Purchasing PQ Coins

Is it worthwhile for the collector to purchase PQ coins? I think it most assuredly is but my answer is tempered by two major “buts.” Namely: are the PQ coins you are buying really PQ and are you going to hold your coins long enough for their “PQ-ness” to matter. If you scan the ads in Coin World, you will note that many coins are given a PQ designation by their owners. It is my belief that nearly every coin listed in a retail ad in a publication like Coin World is not PQ. In fact, most of the coins in these ads are very low end for the grade.
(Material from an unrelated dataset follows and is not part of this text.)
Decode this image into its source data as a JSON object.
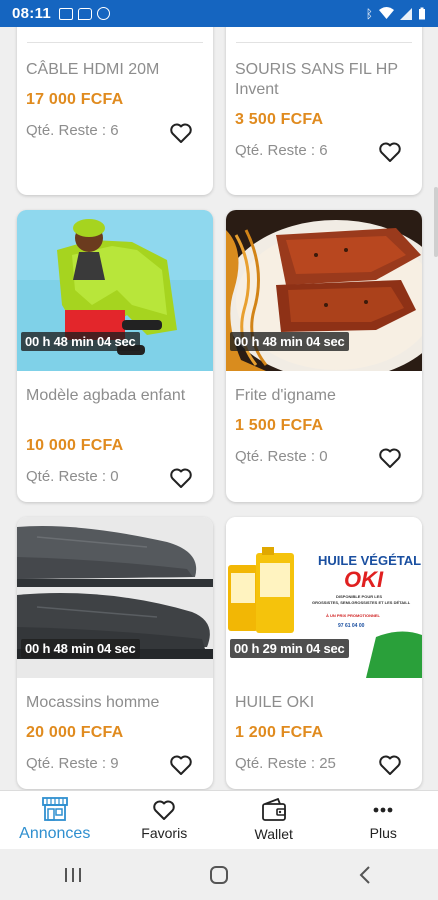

As a dealer who prides himself in selling very nice coins, I do handle a number of pieces that I consider to be PQ for the grade. What exactly is my definition of a PQ coin? I view a PQ coin as one with very good eye appeal for the date and grade. It is a coin that is nice enough that I might have tried a few times to upgrade it. Any dealer who claims that his PQ coins are a “lock” to upgrade is either a liar or a fool. If they are so confident that their coins will upgrade then why aren’t they already in a higher grade holder? But there could be a legitimate reason why a certain coin does not work for a certain dealer. As an example, he might not be submitting it with the right coins or to the right service. I am good at getting coins to upgrade but I have seen, more times than I care to admit, a PQ coin that I sold to another dealer because I couldn’t get it to grade properly in a higher grade holder in someone else’s inventory.

Most smart dealers do one of two things with their really PQ coins. They either put them in auction and hope someone else pays too much money for it or they sell them to their best and most loyal customers. I have handled a number of coins three or four times over the past decade and each time I pass it forward to a collector who I like and who will, hopefully, sell it back to me when it comes time to move it.
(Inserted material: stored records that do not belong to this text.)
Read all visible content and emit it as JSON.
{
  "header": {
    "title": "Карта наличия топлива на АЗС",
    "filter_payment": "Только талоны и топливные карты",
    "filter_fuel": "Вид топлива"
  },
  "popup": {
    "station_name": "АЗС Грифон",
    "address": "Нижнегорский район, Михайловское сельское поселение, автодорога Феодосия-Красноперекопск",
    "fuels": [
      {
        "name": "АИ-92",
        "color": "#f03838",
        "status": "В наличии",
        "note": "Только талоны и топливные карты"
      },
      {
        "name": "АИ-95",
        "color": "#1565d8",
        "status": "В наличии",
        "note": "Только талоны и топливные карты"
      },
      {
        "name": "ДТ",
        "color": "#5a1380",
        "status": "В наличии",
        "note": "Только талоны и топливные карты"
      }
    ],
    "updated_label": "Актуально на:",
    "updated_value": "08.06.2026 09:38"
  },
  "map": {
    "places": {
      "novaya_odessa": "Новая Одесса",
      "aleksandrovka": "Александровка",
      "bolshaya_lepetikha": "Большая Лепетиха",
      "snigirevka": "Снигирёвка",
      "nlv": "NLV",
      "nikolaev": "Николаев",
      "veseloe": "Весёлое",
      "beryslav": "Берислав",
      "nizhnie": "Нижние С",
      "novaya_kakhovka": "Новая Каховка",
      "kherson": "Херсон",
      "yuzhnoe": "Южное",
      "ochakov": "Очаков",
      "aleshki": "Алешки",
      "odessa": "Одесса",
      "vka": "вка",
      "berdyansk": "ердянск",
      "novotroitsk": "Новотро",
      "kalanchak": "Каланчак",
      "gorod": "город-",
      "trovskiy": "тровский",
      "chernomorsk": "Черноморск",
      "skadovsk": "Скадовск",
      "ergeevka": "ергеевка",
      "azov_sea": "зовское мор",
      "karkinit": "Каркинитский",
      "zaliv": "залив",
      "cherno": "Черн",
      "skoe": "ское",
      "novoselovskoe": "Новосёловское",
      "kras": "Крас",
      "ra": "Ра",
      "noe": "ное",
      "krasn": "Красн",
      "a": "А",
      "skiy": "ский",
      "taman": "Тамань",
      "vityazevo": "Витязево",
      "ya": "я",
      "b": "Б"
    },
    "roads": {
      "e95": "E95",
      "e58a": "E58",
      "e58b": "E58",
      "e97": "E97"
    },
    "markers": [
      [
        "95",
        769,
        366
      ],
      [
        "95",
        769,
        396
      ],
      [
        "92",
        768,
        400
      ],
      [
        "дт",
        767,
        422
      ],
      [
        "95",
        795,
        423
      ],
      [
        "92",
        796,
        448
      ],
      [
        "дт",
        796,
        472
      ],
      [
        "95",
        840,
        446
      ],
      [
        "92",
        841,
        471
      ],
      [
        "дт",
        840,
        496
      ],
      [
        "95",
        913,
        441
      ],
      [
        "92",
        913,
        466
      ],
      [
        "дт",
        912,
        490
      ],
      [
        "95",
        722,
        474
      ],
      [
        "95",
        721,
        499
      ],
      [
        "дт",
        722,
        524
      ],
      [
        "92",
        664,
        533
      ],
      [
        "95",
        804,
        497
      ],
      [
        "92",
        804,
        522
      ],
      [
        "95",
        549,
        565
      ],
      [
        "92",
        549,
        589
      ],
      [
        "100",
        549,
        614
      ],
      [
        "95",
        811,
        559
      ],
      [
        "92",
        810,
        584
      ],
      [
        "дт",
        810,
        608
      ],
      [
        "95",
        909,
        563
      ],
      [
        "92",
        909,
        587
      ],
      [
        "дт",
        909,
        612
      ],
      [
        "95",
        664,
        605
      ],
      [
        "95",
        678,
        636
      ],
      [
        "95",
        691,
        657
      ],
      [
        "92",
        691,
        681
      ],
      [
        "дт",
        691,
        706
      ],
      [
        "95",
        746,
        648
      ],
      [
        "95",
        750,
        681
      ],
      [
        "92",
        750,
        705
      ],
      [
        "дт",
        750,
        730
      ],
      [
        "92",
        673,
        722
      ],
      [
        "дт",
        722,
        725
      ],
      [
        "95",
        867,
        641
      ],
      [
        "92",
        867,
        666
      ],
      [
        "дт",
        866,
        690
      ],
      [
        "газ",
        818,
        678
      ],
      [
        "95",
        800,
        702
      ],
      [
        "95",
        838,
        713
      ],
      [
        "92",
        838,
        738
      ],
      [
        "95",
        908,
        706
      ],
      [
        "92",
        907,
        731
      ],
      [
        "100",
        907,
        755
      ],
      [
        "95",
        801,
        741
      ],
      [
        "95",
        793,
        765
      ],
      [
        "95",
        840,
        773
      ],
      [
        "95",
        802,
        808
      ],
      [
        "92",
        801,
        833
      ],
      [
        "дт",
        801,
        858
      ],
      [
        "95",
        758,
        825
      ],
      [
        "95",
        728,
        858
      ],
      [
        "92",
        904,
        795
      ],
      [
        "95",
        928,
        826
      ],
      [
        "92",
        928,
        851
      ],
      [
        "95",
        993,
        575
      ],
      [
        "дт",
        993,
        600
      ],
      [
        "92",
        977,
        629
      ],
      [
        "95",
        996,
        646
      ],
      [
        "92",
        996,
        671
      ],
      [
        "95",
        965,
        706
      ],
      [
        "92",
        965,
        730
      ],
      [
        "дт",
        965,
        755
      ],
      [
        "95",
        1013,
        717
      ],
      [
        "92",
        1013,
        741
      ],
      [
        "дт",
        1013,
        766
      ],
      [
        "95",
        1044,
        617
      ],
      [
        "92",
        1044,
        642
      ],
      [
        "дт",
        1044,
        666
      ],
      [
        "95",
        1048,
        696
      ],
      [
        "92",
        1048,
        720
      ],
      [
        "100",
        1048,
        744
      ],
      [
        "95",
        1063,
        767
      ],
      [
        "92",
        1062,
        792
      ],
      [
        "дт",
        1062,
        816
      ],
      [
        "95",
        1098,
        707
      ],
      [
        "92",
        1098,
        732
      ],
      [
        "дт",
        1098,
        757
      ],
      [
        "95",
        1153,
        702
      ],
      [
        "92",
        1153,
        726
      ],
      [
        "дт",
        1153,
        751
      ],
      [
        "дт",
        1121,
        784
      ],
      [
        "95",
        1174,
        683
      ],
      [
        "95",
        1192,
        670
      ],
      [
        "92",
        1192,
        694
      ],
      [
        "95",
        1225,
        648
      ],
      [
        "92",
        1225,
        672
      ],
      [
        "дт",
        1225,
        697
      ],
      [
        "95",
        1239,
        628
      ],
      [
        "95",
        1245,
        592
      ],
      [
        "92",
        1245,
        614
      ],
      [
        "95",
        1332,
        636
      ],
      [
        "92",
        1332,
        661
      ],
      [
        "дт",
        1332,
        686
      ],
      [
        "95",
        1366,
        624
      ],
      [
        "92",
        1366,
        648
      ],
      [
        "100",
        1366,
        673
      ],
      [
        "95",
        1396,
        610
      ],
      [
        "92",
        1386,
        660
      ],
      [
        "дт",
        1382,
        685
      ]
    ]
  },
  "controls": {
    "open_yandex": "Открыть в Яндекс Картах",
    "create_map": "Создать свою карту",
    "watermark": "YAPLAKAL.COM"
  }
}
As a collector, how much extra should you pay for a coin that you think is really PQ? This depends on a number of factors. How rare is the coin, especially in the next grade up? What is the price spread between the current grade and the next grade? Let’s say you are being offered a really nice coin in an AU50 holder that is worth $5,000 in this grade and $9,000 in AU55. If the coin is being priced to you at $8,000 this is clearly too much. At $6,000 the coin is a no-brainer. I’d say that $7,000 is probably an ideal price.
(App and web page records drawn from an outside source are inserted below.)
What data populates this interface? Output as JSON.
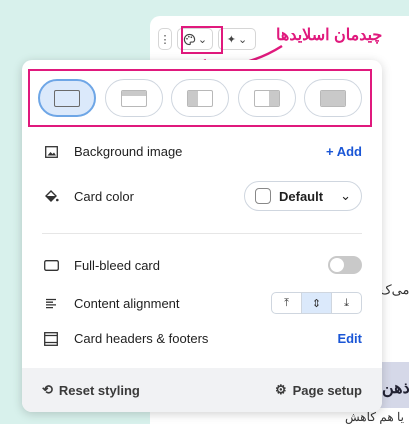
{
  "annotation": {
    "label": "چیدمان اسلایدها",
    "color": "#e0197d"
  },
  "background": {
    "text_1": "می‌ک",
    "text_2": "ذهن",
    "text_3": "یا هم کاهش"
  },
  "toolbar": {
    "more_icon": "vertical-dots-icon",
    "theme_icon": "palette-icon",
    "ai_icon": "sparkle-icon"
  },
  "layouts": [
    {
      "name": "blank",
      "selected": true
    },
    {
      "name": "header",
      "selected": false
    },
    {
      "name": "left-image",
      "selected": false
    },
    {
      "name": "right-image",
      "selected": false
    },
    {
      "name": "full-image",
      "selected": false
    }
  ],
  "background_image": {
    "label": "Background image",
    "action": "+ Add"
  },
  "card_color": {
    "label": "Card color",
    "value": "Default"
  },
  "full_bleed": {
    "label": "Full-bleed card",
    "enabled": false
  },
  "content_alignment": {
    "label": "Content alignment",
    "options": [
      "top",
      "middle",
      "bottom"
    ],
    "selected": "middle"
  },
  "card_headers": {
    "label": "Card headers & footers",
    "action": "Edit"
  },
  "footer": {
    "reset_label": "Reset styling",
    "setup_label": "Page setup"
  },
  "colors": {
    "accent": "#1a56d6",
    "selected_bg": "#dbe9fb",
    "annotation": "#e0197d"
  }
}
I mentioned above that PQ coins need to be looked at as long-term holds. Generally speaking, if you buy a PQ coin, do not expect to flip it to another dealer in a year for a big profit. If it were that easy, the dealer who you bought the coin from would have done it himself. The best strategy is to put your really PQ coins away for five years and then consider getting them regraded. Whether PCGS and NGC choose to admit it or not, grading standards do change over the long haul and a nice group of fresh-looking PQ coins could do very well if submitted at the right time.

If you are a bargain hunter or are the type of collector who is not loyal to one or two dealers, the chances are remote that you will buy PQ coins. The really nice PQ coins you see at auction are going to sell for more than you think they are worth (they’ll wind up being bought by a “crackout” dealer who is much better at grading then you are). And the really nice PQ coins that the dealer you shop with are going to be sold to the customers they regard as the most loyal. You’ll wind up with a bunch of pseudo-PQ coins that will not garner the enthusiastic response you hoped for when you try to sell them to the next generation of collectors.